    New Zealand Transport Agency collaborates with schools to enable road-safety education.

June 2010

March 2010

  • State of the relationship

    Relations between the Minister of Education and teachers do not appear to be good. JOHN GERRITSEN assesses the implications

  • Educations' beginners

    STUART MIDDLETON considers parallels between the experiences of new teachers and new entrants

  • A better start

    Moves are afoot to ensure new teachers are well supported in their first two years in the profession

  • Finding your place

    Fitting in is an important part of teaching, suggests JOHN TAYLOR

  • A timely challenge

    MARY JAMIESON talks to NZ Teacher about the issues facing new teachers

  • Finding the voice that fits

    Take care of the minor misbehaviour and the big stuff is less likely, says KEVIN KNIGHT

  • Staying in control

    The model of effective practice: BILL ROGERS advises a calm, non-confrontational approach to behaviour management

  • Blurring secondary-tertiary boundaries

    It’s the school that is not a school – the tertiary high school. JOHN GERRITSEN reports

  • The year ahead

    Education Review asks education leaders to share their thoughts on the big issues looming for the school sector this year

March 2011

  • Who’s who?

    Associations, unions and more – here’s a brief guide to the education sector.

  • How we do things around here

    Workplace culture is a common concept in other sectors, so what about in schools? WAYNE ERB takes a look at two examples at either end of the spectrum.

  • A spade is now a spade

    GEOFF VAUSE reports on expectations now placed on providers of teacher education.
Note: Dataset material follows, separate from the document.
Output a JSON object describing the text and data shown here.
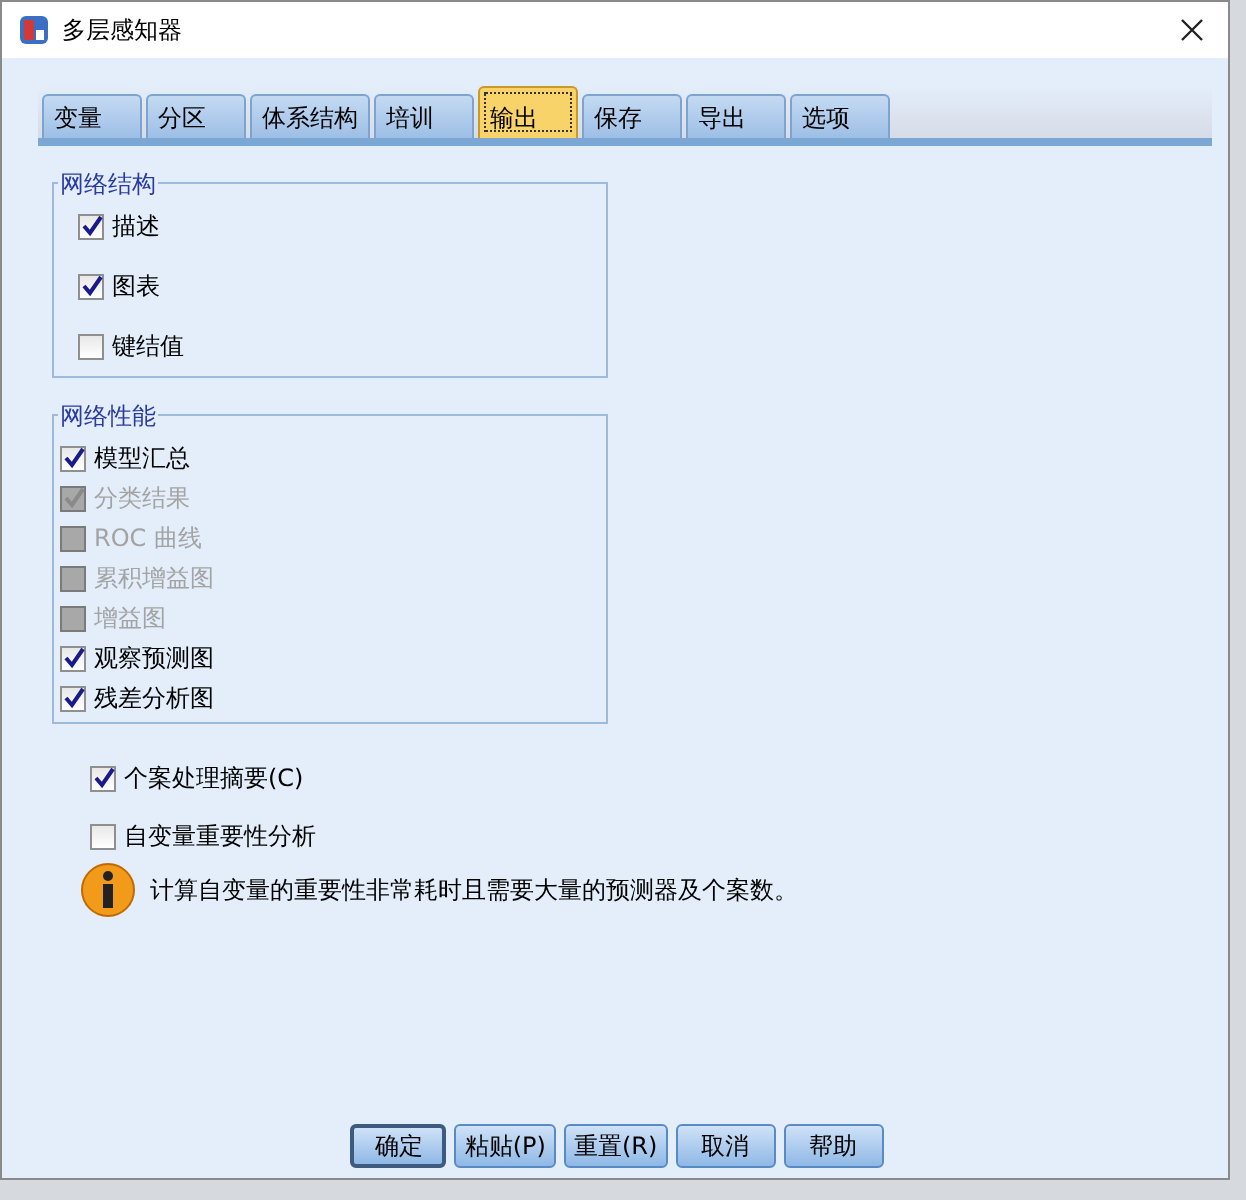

  • Invest when it matters most

    We spend 10 times as much putting a young person through ‘crime school’ than high school. Dr JOHN LANGLEY asks why.